  13. ^ "Biotin, Fact Sheet for Health Professionals". Office of Dietary Supplements, US National Institutes of Health. 3 October 2017. Retrieved 28 October 2017.
  14. ^ "Chromium". Micronutrient Information Center, Linus Pauling Institute, Oregon State University. 22 April 2014.
  15. ^ "Molybdenum". Micronutrient Information Center, Linus Pauling Institute, Oregon State University. 23 April 2014.
  16. ^ "Summary". Dietary Reference Intakes for Sodium and Potassium. NIH. 5 March 2019. Retrieved June 1, 2021. {{cite book}}: |website= ignored (help)
  17. ^ Dietary Reference Intakes (DRIs): Recommended Intakes for Individuals, Food and Nutrition Board, Institute of Medicine, National Academies, 2004, archived from the original on 2017-10-21, retrieved 2009-06-09
  18. ^ Dietary Guidelines for Americans, 2020-2025. 9th Edition. U.S. Department of Agriculture and U.S. Department of Health and Human Services. December 2020.
  19. ^ Dietary Reference Intakes for Energy, Carbohydrate, Fiber, Fat, Fatty Acids, Cholesterol, Protein, and Amino Acids. Washington, D.C.: The National Academies Press. 2005. pp. 265–290. doi:10.17226/10490. ISBN 978-0-309-08525-0. Retrieved June 9, 2021.
  20. ^ As of 2018 partially hydrogenated oils (PHOs), a specific source of TFAs, although the major one, are no longer Generally Recognized as Safe (GRAS).
  21. ^ "Acceptable Macronutrient Distribution Ranges" (PDF). USDA. Archived from the original (PDF) on May 26, 2022. Retrieved June 9, 2021.
  22. ^ Institute of Medicine (US) Panel on Micronutrients (2001). Dietary Reference Intakes for Vitamin A, Vitamin K, Arsenic, Boron, Chromium, Copper, Iodine, Iron, Manganese, Molybdenum, Nickel, Silicon, Vanadium and Zinc. National Academy Press. doi:10.17226/10026. ISBN 978-0-309-07279-3. PMID 25057538. S2CID 44243659.

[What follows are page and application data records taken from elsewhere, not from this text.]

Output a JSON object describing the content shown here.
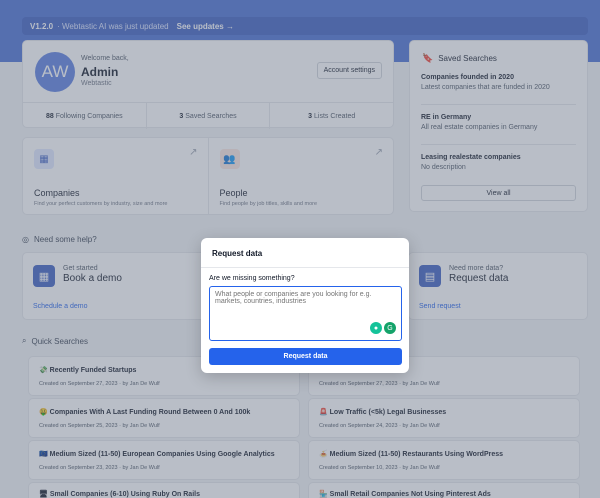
{
  "banner": {
    "version": "V1.2.0",
    "message": "· Webtastic AI was just updated",
    "link": "See updates →"
  },
  "user": {
    "initials": "AW",
    "greeting": "Welcome back,",
    "name": "Admin",
    "org": "Webtastic",
    "account_button": "Account settings"
  },
  "stats": [
    {
      "count": "88",
      "label": "Following Companies"
    },
    {
      "count": "3",
      "label": "Saved Searches"
    },
    {
      "count": "3",
      "label": "Lists Created"
    }
  ],
  "saved_searches": {
    "title": "Saved Searches",
    "items": [
      {
        "title": "Companies founded in 2020",
        "desc": "Latest companies that are funded in 2020"
      },
      {
        "title": "RE in Germany",
        "desc": "All real estate companies in Germany"
      },
      {
        "title": "Leasing realestate companies",
        "desc": "No description"
      }
    ],
    "view_all": "View all"
  },
  "categories": [
    {
      "name": "Companies",
      "desc": "Find your perfect customers by industry, size and more",
      "icon": "building-icon",
      "glyph": "▦"
    },
    {
      "name": "People",
      "desc": "Find people by job titles, skills and more",
      "icon": "people-icon",
      "glyph": "👥"
    }
  ],
  "help": {
    "title": "Need some help?",
    "cards": [
      {
        "small": "Get started",
        "big": "Book a demo",
        "link": "Schedule a demo"
      },
      {
        "small": "Need more data?",
        "big": "Request data",
        "link": "Send request"
      }
    ]
  },
  "quick_searches": {
    "title": "Quick Searches",
    "items": [
      {
        "title": "💸 Recently Funded Startups",
        "meta": "Created on September 27, 2023  ·  by Jan De Wulf"
      },
      {
        "title": "",
        "meta": "Created on September 27, 2023  ·  by Jan De Wulf"
      },
      {
        "title": "🤑 Companies With A Last Funding Round Between 0 And 100k",
        "meta": "Created on September 25, 2023  ·  by Jan De Wulf"
      },
      {
        "title": "🚨 Low Traffic (<5k) Legal Businesses",
        "meta": "Created on September 24, 2023  ·  by Jan De Wulf"
      },
      {
        "title": "🇪🇺 Medium Sized (11-50) European Companies Using Google Analytics",
        "meta": "Created on September 23, 2023  ·  by Jan De Wulf"
      },
      {
        "title": "🍝 Medium Sized (11-50) Restaurants Using WordPress",
        "meta": "Created on September 10, 2023  ·  by Jan De Wulf"
      },
      {
        "title": "🖥 Small Companies (6-10) Using Ruby On Rails",
        "meta": ""
      },
      {
        "title": "🏪 Small Retail Companies Not Using Pinterest Ads",
        "meta": ""
      }
    ]
  },
  "modal": {
    "title": "Request data",
    "question": "Are we missing something?",
    "placeholder": "What people or companies are you looking for e.g. markets, countries, industries",
    "submit": "Request data"
  },
  "colors": {
    "brand": "#4a6fd4",
    "primary": "#2563eb"
  }
}
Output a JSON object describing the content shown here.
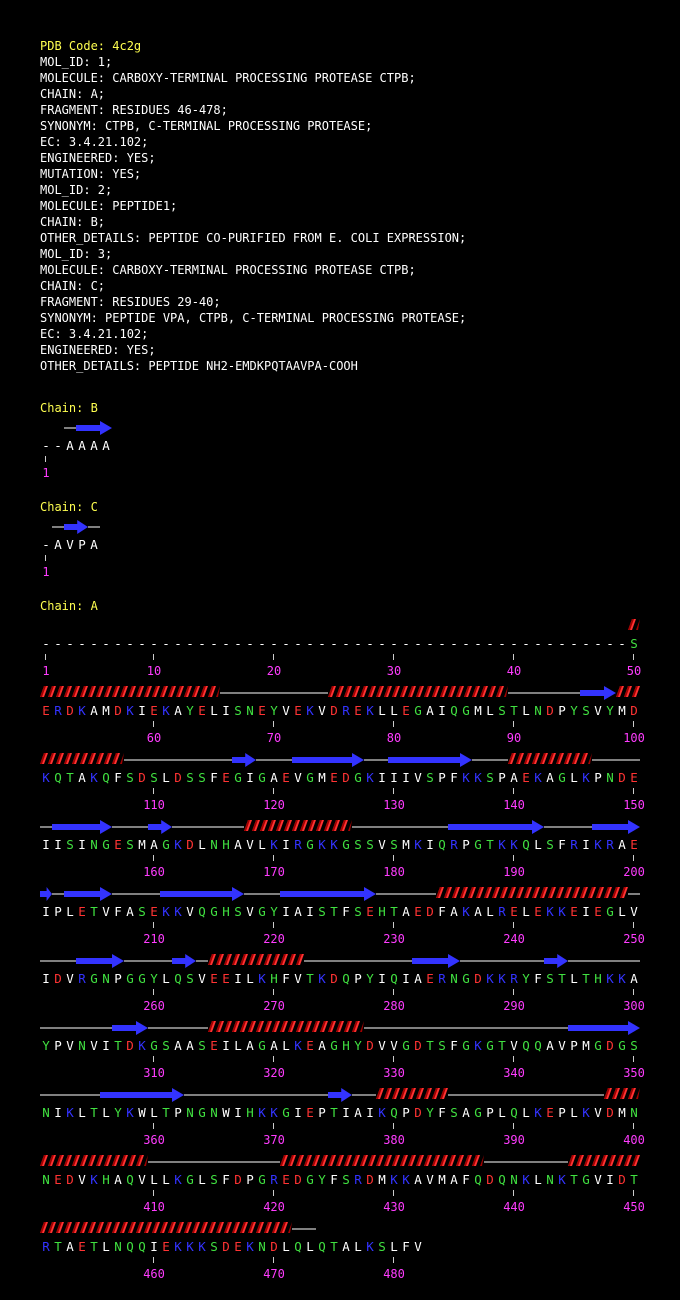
{
  "colors": {
    "background": "#000000",
    "header_title": "#ffff50",
    "text": "#ffffff",
    "helix": "#ff3333",
    "strand": "#3333ff",
    "coil": "#ffffff",
    "number": "#ff3cff",
    "acidic": "#ff3333",
    "basic": "#3333ff",
    "polar": "#40e040",
    "hydrophobic": "#ffffff"
  },
  "header": {
    "pdb_code": "PDB Code: 4c2g",
    "lines": [
      "MOL_ID: 1;",
      "MOLECULE: CARBOXY-TERMINAL PROCESSING PROTEASE CTPB;",
      "CHAIN: A;",
      "FRAGMENT: RESIDUES 46-478;",
      "SYNONYM: CTPB, C-TERMINAL PROCESSING PROTEASE;",
      "EC: 3.4.21.102;",
      "ENGINEERED: YES;",
      "MUTATION: YES;",
      "MOL_ID: 2;",
      "MOLECULE: PEPTIDE1;",
      "CHAIN: B;",
      "OTHER_DETAILS: PEPTIDE CO-PURIFIED FROM E. COLI EXPRESSION;",
      "MOL_ID: 3;",
      "MOLECULE: CARBOXY-TERMINAL PROCESSING PROTEASE CTPB;",
      "CHAIN: C;",
      "FRAGMENT: RESIDUES 29-40;",
      "SYNONYM: PEPTIDE VPA, CTPB, C-TERMINAL PROCESSING PROTEASE;",
      "EC: 3.4.21.102;",
      "ENGINEERED: YES;",
      "OTHER_DETAILS: PEPTIDE NH2-EMDKPQTAAVPA-COOH"
    ]
  },
  "chains": [
    {
      "title": "Chain: B",
      "start": 1,
      "sequence": "--AAAA",
      "ss": "  -EEE"
    },
    {
      "title": "Chain: C",
      "start": 1,
      "sequence": "-AVPA",
      "ss": " -EE-"
    },
    {
      "title": "Chain: A",
      "start": 1,
      "sequence": "-------------------------------------------------SERDKAMDKIEKAYELISNEYVEKVDREKLLEGAIQGMLSTLNDPYSVYMDKQTAKQFSDSLDSSFEGIGAEVGMEDGKIIIVSPFKKSPAEKAGLKPNDEIISINGESMAGKDLNHAVLKIRGKKGSSVSMKIQRPGTKKQLSFRIKRAEIPLETVFASEKKVQGHSVGYIAISTFSEHTAEDFAKALRELEKKEIEGLVIDVRGNPGGYLQSVEEILKHFVTKDQPYIQIAERNGDKKRYFSTLTHKKAYPVNVITDKGSAASEILAGALKEAGHYDVVGDTSFGKGTVQQAVPMGDGSNIKLTLYKWLTPNGNWIHKKGIEPTIAIKQPDYFSAGPLQLKEPLKVDMNNEDVKHAQVLLKGLSFDPGREDGYFSRDMKKAVMAFQDQNKLNKTGVIDTRTAETLNQQIEKKKSDEKNDLQLQTALKSLFV",
      "ss": "                                                 HHHHHHHHHHHHHHHH---------HHHHHHHHHHHHHHH------EEEHHHHHHHHH---------EE---EEEEEE--EEEEEEE---HHHHHHH-----EEEEE---EE------HHHHHHHHH--------EEEEEEEE----EEEEE-EEEE----EEEEEEE---EEEEEEEE-----HHHHHHHHHHHHHHHH----EEEE----EE-HHHHHHHH---------EEEE-------EE------------EEE-----HHHHHHHHHHHHH-----------------EEEEEE-----EEEEEEE------------EE--HHHHHH-------------HHHHHHHHHHHH-----------HHHHHHHHHHHHHHHHH-------HHHHHHHHHHHHHHHHHHHHHHHHHHH--"
    }
  ]
}
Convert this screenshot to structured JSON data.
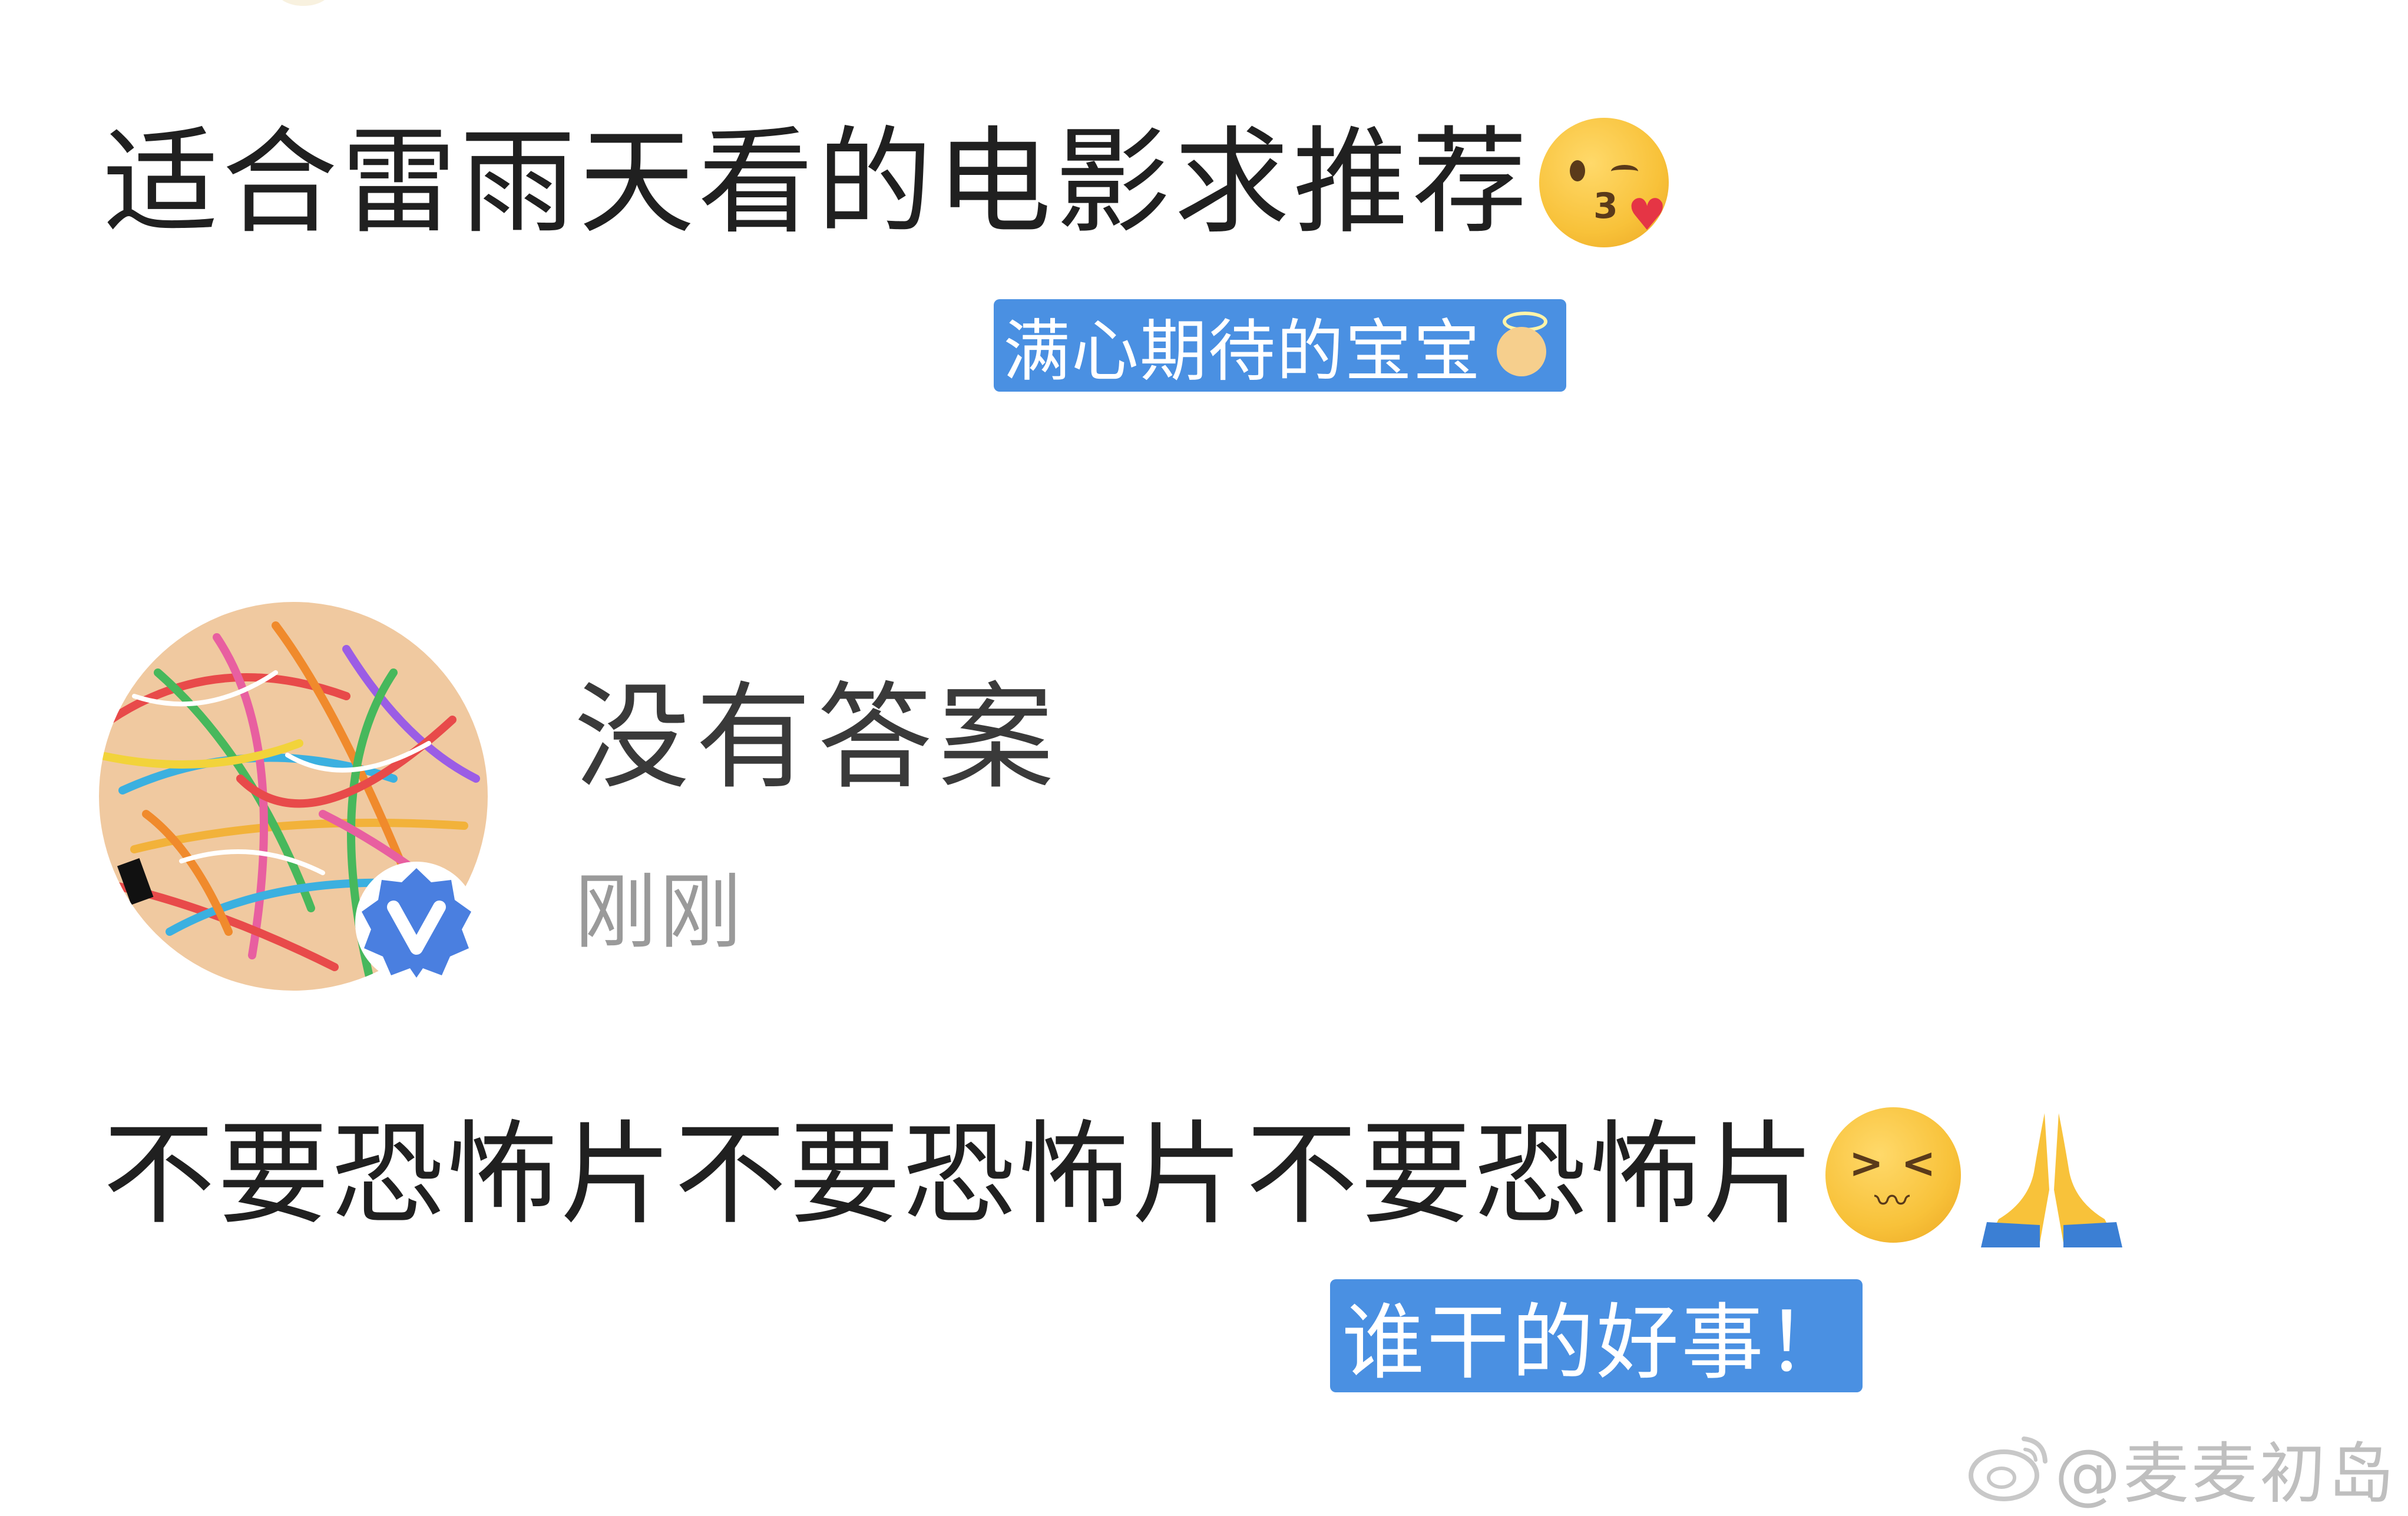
{
  "question": {
    "title": "适合雷雨天看的电影求推荐",
    "title_emoji": "kissing-face-with-heart-icon"
  },
  "captions": {
    "first": "满心期待的宝宝",
    "first_emoji": "baby-angel-icon",
    "second": "谁干的好事！"
  },
  "answer": {
    "name": "没有答案",
    "time": "刚刚",
    "text": "不要恐怖片不要恐怖片不要恐怖片",
    "emojis": [
      "confounded-face-icon",
      "folded-hands-icon"
    ],
    "verified": true
  },
  "watermark": {
    "text": "@麦麦初岛"
  },
  "colors": {
    "caption_bg": "#4a90e2",
    "caption_text": "#ffffff",
    "title_text": "#202020",
    "time_text": "#9a9a9a",
    "watermark_text": "#bfbfbf",
    "badge": "#4a7fe0"
  }
}
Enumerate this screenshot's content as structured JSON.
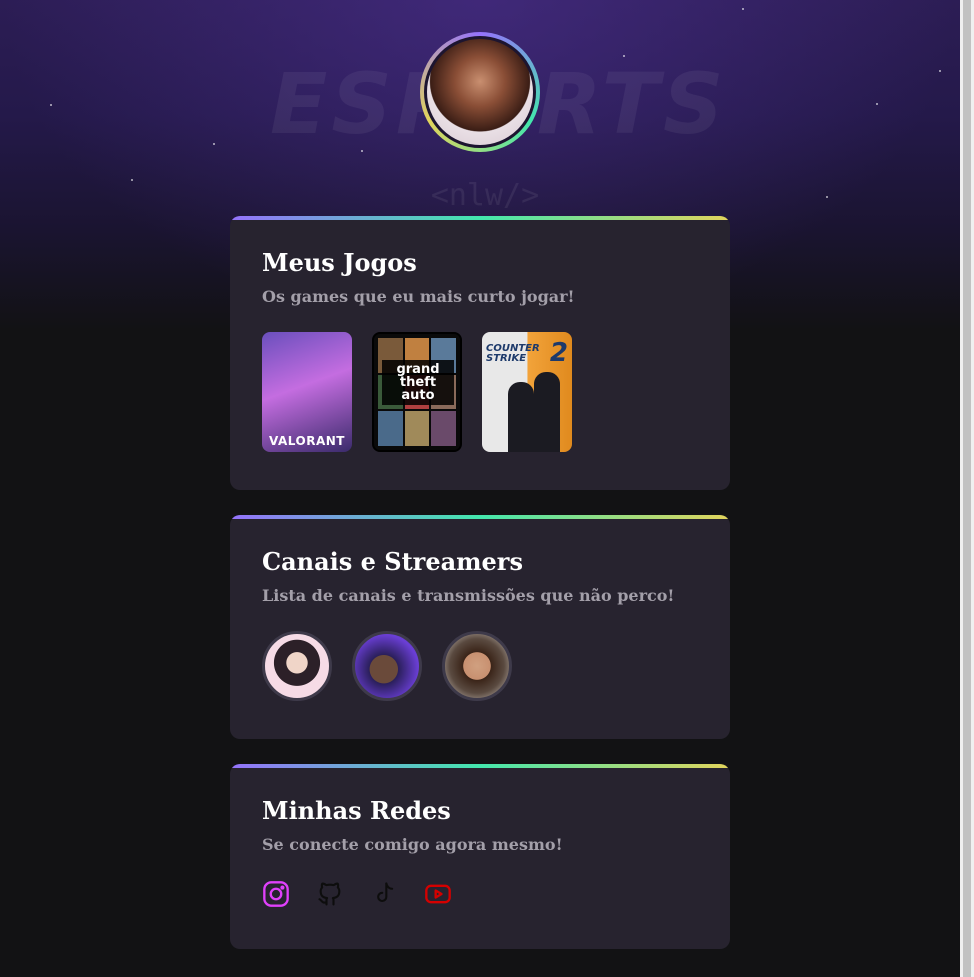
{
  "profile": {
    "avatar_alt": "Foto de perfil"
  },
  "hero": {
    "bg_text": "ESPORTS",
    "bg_sub": "<nlw/>"
  },
  "cards": {
    "games": {
      "title": "Meus Jogos",
      "subtitle": "Os games que eu mais curto jogar!",
      "items": [
        {
          "name": "VALORANT",
          "label": "VALORANT"
        },
        {
          "name": "Grand Theft Auto V",
          "label": "grand theft auto"
        },
        {
          "name": "Counter-Strike 2",
          "label": "COUNTER STRIKE",
          "number": "2"
        }
      ]
    },
    "streamers": {
      "title": "Canais e Streamers",
      "subtitle": "Lista de canais e transmissões que não perco!"
    },
    "socials": {
      "title": "Minhas Redes",
      "subtitle": "Se conecte comigo agora mesmo!",
      "items": [
        {
          "icon": "instagram-icon",
          "color": "#e040fb"
        },
        {
          "icon": "github-icon",
          "color": "#0d0d0d"
        },
        {
          "icon": "tiktok-icon",
          "color": "#0d0d0d"
        },
        {
          "icon": "youtube-icon",
          "color": "#d50000"
        }
      ]
    }
  },
  "colors": {
    "background": "#121214",
    "card": "#27232f",
    "accent_gradient": [
      "#9572fc",
      "#43e7ad",
      "#e2d45c"
    ],
    "title": "#ffffff",
    "subtitle": "#a39fa9"
  }
}
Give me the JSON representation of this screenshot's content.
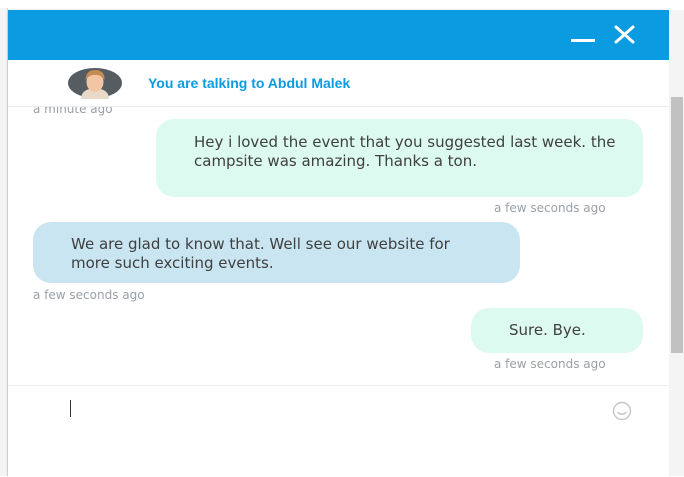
{
  "header": {
    "minimize_icon": "minimize-icon",
    "close_icon": "close-icon",
    "color": "#0a9be0"
  },
  "agent_bar": {
    "title": "You are talking to Abdul Malek",
    "avatar_icon": "avatar"
  },
  "messages": [
    {
      "from": "agent",
      "text": "",
      "time": "a minute ago"
    },
    {
      "from": "user",
      "text": "Hey i loved the event that you suggested last week. the campsite was amazing. Thanks a ton.",
      "time": "a few seconds ago"
    },
    {
      "from": "agent",
      "text": "We are glad to know that. Well see our website for more such exciting events.",
      "time": "a few seconds ago"
    },
    {
      "from": "user",
      "text": "Sure. Bye.",
      "time": "a few seconds ago"
    }
  ],
  "composer": {
    "value": "",
    "emoji_icon": "smiley-icon"
  },
  "colors": {
    "user_bubble": "#dcfaf0",
    "agent_bubble": "#c9e5f1",
    "timestamp": "#9aa0a6"
  }
}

  23. ^ Read "The Development of DRIs 1994-2004: Lessons Learned and New Challenges: Workshop Summary" at 2008. doi:10.17226/12086. ISBN 978-0-309-11562-9 – via
  24. ^ "California". Community Nutrition Mapping Project. USDA Agricultural Research Service. "All U.S." column. Retrieved 6 Nov 2014.

External links edit